Exercise objective:
Within the material below, find each line bearing the word "true" and present it.

---

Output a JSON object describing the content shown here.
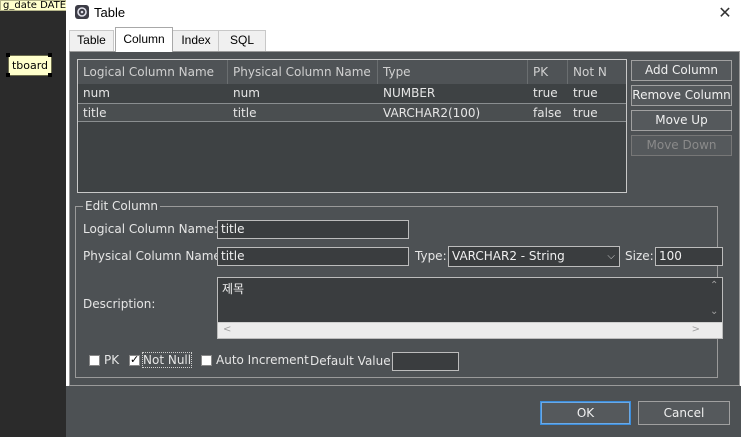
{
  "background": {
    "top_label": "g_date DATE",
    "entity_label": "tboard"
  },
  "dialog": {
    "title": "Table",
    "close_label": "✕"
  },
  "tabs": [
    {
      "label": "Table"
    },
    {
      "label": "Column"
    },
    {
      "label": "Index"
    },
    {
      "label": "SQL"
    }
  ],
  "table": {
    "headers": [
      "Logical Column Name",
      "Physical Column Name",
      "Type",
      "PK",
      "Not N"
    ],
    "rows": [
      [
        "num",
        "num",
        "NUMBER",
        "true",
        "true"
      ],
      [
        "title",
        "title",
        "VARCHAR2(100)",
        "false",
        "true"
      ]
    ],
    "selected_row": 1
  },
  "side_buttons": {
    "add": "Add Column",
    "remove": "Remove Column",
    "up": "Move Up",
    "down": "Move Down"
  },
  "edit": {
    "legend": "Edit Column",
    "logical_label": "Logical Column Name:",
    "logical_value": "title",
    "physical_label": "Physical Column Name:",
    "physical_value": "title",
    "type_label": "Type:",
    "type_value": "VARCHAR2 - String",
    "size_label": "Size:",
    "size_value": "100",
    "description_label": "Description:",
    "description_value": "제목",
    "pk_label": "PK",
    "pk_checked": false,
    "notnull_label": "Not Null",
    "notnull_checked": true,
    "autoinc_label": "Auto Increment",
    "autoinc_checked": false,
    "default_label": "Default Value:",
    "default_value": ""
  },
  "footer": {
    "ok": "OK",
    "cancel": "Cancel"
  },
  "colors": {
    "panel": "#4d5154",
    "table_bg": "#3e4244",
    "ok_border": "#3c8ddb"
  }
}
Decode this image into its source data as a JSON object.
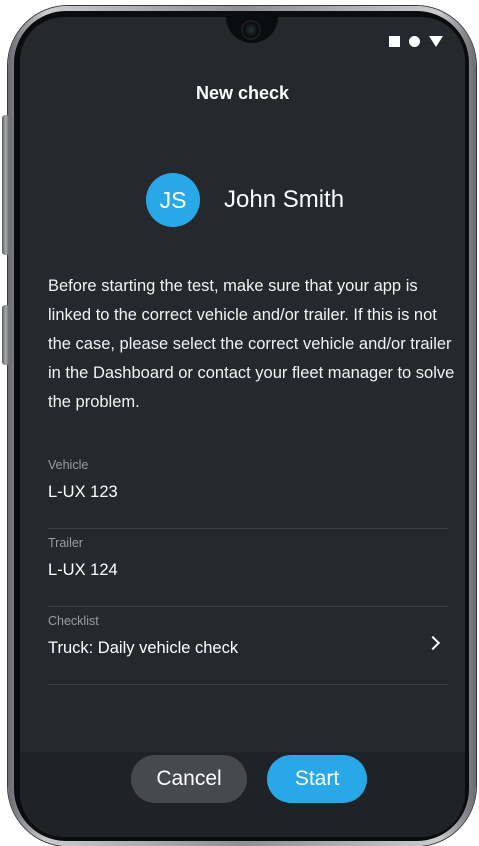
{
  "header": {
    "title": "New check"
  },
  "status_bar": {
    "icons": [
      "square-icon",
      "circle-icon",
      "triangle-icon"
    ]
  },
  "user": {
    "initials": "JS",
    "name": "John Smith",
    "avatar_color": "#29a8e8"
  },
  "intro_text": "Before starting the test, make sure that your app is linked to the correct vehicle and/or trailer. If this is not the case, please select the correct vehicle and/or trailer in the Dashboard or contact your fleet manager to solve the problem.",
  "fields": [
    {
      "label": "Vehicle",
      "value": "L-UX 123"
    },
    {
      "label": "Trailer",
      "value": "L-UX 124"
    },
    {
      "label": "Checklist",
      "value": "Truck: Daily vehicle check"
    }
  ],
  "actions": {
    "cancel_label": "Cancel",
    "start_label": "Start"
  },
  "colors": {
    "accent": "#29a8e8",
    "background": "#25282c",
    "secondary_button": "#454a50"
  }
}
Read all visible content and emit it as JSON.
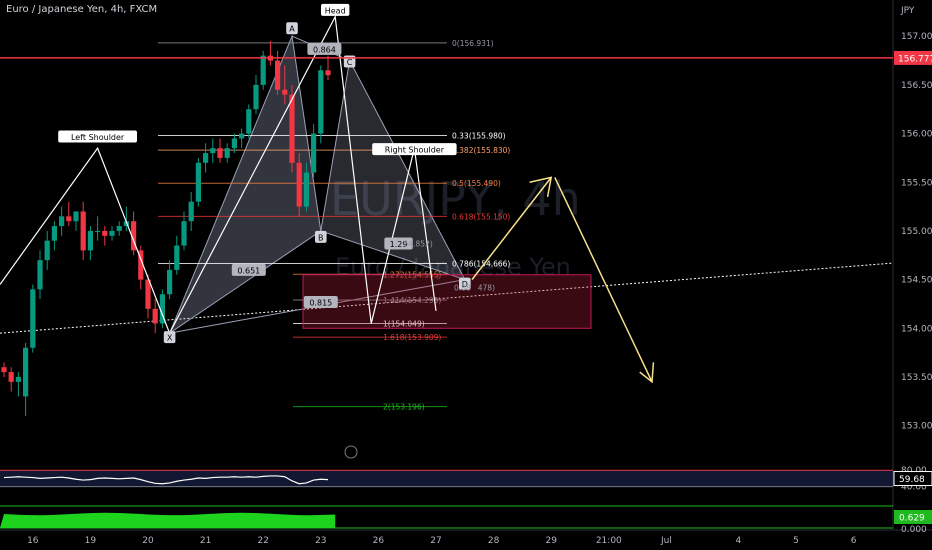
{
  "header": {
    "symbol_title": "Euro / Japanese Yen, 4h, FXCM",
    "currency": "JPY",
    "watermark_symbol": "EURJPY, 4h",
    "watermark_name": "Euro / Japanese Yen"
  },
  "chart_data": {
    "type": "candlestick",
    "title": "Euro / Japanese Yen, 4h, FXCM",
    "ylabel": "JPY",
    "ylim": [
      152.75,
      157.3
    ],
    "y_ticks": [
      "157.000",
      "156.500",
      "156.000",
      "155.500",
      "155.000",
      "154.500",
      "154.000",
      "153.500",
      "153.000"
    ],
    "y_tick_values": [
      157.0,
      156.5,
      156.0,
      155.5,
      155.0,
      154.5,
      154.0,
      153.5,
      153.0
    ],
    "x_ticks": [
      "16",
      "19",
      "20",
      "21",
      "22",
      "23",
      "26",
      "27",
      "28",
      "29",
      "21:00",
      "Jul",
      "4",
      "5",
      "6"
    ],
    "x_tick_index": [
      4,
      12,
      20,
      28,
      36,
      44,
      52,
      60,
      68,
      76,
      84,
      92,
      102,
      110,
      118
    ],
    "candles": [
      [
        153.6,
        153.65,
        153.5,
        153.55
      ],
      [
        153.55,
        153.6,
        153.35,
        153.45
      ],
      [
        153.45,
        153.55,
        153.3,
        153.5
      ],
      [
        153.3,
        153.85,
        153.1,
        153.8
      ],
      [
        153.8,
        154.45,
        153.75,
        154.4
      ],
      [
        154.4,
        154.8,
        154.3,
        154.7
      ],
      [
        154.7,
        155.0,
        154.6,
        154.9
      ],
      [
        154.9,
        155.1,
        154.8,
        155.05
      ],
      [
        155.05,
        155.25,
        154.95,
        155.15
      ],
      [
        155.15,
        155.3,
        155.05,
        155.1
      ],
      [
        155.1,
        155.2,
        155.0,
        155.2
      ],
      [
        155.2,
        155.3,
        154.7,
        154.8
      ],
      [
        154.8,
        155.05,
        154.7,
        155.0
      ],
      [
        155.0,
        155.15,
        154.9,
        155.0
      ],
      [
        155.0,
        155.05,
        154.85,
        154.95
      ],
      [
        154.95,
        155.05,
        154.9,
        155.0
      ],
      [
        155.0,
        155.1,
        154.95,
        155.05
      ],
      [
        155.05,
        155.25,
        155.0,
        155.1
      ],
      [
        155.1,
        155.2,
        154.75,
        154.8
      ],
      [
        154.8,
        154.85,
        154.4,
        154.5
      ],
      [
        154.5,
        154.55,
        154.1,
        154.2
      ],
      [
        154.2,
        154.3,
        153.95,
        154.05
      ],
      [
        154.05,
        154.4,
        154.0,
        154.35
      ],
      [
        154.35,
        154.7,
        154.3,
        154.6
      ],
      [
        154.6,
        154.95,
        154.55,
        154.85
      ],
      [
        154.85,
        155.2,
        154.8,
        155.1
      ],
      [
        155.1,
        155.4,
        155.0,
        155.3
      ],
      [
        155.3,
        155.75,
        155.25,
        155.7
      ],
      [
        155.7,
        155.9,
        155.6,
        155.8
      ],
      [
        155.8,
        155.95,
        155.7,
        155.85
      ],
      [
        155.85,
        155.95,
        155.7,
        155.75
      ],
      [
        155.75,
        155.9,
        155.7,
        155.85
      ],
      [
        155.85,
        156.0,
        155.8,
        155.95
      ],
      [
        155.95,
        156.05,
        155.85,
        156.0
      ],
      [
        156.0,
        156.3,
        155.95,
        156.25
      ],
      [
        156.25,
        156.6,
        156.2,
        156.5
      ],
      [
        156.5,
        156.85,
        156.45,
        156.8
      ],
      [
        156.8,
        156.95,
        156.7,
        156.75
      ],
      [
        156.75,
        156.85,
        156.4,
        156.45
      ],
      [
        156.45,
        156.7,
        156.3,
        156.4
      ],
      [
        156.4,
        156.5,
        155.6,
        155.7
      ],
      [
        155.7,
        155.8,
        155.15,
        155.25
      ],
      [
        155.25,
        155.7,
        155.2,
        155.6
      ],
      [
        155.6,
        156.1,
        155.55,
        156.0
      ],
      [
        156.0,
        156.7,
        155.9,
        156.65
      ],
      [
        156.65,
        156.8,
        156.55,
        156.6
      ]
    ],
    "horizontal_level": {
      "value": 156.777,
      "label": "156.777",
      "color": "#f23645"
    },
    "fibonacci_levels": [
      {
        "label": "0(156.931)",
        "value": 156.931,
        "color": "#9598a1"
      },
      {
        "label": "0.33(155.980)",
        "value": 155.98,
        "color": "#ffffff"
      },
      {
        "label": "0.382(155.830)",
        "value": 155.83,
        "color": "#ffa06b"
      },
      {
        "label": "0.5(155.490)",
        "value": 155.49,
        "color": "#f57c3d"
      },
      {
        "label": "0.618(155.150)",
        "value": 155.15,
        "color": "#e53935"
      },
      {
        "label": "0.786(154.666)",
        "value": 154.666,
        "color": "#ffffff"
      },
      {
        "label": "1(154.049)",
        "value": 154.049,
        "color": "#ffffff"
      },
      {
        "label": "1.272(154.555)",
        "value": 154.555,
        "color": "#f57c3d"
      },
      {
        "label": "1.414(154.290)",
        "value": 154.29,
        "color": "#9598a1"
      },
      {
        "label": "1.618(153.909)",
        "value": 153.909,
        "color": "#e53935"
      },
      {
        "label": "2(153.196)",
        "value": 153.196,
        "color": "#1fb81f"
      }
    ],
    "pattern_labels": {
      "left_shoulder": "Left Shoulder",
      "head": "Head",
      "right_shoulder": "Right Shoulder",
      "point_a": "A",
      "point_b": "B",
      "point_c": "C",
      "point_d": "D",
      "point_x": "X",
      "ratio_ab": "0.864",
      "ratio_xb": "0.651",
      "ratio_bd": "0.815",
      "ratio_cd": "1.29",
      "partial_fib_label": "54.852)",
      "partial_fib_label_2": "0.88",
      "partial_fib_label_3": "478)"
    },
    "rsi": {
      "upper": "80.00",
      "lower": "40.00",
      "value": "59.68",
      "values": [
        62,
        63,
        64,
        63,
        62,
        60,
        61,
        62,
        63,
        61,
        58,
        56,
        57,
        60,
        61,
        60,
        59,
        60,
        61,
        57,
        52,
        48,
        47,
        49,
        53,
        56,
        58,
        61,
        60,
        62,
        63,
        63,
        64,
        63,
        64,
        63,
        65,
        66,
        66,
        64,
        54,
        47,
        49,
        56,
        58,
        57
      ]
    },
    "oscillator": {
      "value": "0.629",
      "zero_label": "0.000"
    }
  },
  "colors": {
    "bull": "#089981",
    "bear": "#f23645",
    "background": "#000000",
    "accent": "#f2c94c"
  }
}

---

Output of the exercise:
        "true",
        "true"
        "true"
    "notnull_checked": true,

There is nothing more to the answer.